Years and years ago, back when I was actively using Facebook they made a change in which stories on your homepage were no longer in chronological order. Facebook's system changed and started ordering stories in a way they thought you would want to see. This would be posts you commented on or viewed the photos attached. The idea behind being that you would spend more time on the site if you saw content you liked vs endless scrolling through content you didn't enjoy.
The longer time you spend on Facebook, the more ads you see which means the more money Facebook earns. If a system is determining what you see now, are you missing out on any content? I can't answer that as I simply don't know.
Thankfully Facebook gave users the option between these types of ordering of content.
Perhaps I'm the minority, but I don't want a system feeding me what it thinks I want. I want to scroll a feed until I recognize the content I've already seen. This ensures I don't miss anything.
However, Facebook does not make this easy. After selecting "Most Recent", my feed now shows:
After one refresh, the default order is back to "Top Stories". Who knows how far into the settings I have to dig to make this setting permanent. What is clear though is that Facebook does not want me to use a chronological order.
Next up is Twitter, a great idea founded on the idea of chronological small tweets. In the past few years, Twitter has slowly been crippling the 3rd party applications that built them up. Probably a large exaggeration, but more and more the default Twitter website and application will work while other 3rd party services break.

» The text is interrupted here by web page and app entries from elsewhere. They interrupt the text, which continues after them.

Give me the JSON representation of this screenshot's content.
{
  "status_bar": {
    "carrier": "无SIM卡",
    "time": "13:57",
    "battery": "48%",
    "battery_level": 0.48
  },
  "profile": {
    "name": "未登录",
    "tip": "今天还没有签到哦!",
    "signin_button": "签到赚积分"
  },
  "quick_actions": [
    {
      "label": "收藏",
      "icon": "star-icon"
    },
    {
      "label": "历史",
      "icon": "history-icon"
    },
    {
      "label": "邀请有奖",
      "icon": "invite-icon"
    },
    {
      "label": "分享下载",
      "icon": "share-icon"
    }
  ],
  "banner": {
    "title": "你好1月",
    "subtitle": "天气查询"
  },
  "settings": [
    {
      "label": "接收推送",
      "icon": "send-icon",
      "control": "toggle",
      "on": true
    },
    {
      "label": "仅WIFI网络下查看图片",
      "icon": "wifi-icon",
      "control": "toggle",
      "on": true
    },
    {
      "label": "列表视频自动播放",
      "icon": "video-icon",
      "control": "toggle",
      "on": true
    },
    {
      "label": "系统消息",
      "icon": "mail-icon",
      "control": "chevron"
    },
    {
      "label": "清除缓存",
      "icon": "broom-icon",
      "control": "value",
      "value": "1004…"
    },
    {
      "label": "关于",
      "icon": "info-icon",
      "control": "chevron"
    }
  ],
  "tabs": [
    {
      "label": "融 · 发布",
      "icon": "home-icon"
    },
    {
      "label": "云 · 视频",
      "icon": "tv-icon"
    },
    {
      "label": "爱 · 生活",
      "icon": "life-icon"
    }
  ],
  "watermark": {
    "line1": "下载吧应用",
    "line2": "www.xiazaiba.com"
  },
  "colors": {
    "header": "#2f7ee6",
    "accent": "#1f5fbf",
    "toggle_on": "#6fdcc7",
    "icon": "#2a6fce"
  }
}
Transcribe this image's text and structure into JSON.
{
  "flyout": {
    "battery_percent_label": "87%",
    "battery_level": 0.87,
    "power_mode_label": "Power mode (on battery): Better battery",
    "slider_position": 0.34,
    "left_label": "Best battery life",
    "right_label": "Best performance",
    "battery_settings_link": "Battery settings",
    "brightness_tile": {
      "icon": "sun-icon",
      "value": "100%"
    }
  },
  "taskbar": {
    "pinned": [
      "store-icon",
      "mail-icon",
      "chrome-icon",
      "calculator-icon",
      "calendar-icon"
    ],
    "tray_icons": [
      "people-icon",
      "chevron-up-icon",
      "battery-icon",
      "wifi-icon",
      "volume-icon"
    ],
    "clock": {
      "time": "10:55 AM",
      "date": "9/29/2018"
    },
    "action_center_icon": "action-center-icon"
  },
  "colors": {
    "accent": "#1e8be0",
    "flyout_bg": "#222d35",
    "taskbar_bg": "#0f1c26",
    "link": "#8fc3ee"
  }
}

On my first visit to the real Twitter website, I was met with this:
Yes, I blocked out the tweet because that isn't important. The important part to note is that my Twitter feed has decided what I should see. Scrolling below these few tweets "stickied" tweets shows a tweet 28 minutes ago. So these tweets for some reason Twitter decided I should see instead of my chronological feed.
I can't find an option to disable this. I want a chronological feed, but once again I see why Twitter did this. Imagine I sit refreshing my feed every minute. The tweets may be the same and thus I will leave the site. If Twitter wants to keep me on the site they need to feed me new content. They can find content they think I'll be interested in regardless if its new or old and show it to me.
Sites across the social networking space are experimenting or have implemented these algorithm based feeds. Right now under the microscope for changes is YouTube. Some users begin noticing a few irregularities with the order subscribed videos were showing.
YouTube ended up tweeting the following:
Just to clarify. We are currently experimenting with how to show content in the subs feed. We find that some viewers are able to more easily find the videos they want to watch when we order the subs feed in a personalized order vs always showing most recent video first.
This is getting a fair amount of black lash from not only users, but the content creators themselves. If the YouTube system decides what order videos are shown, what decides how content creator videos are shown?
Like Facebook and Twitter, I fear for the day that algorithms decide what content I should see and watch. I've embraced algorithms for finding new music, but solely because I can't listen to the same song for a month. Hopefully my intake of social networks and videos won't be controlled by machines.
Featured image by freestocks.org / Unsplash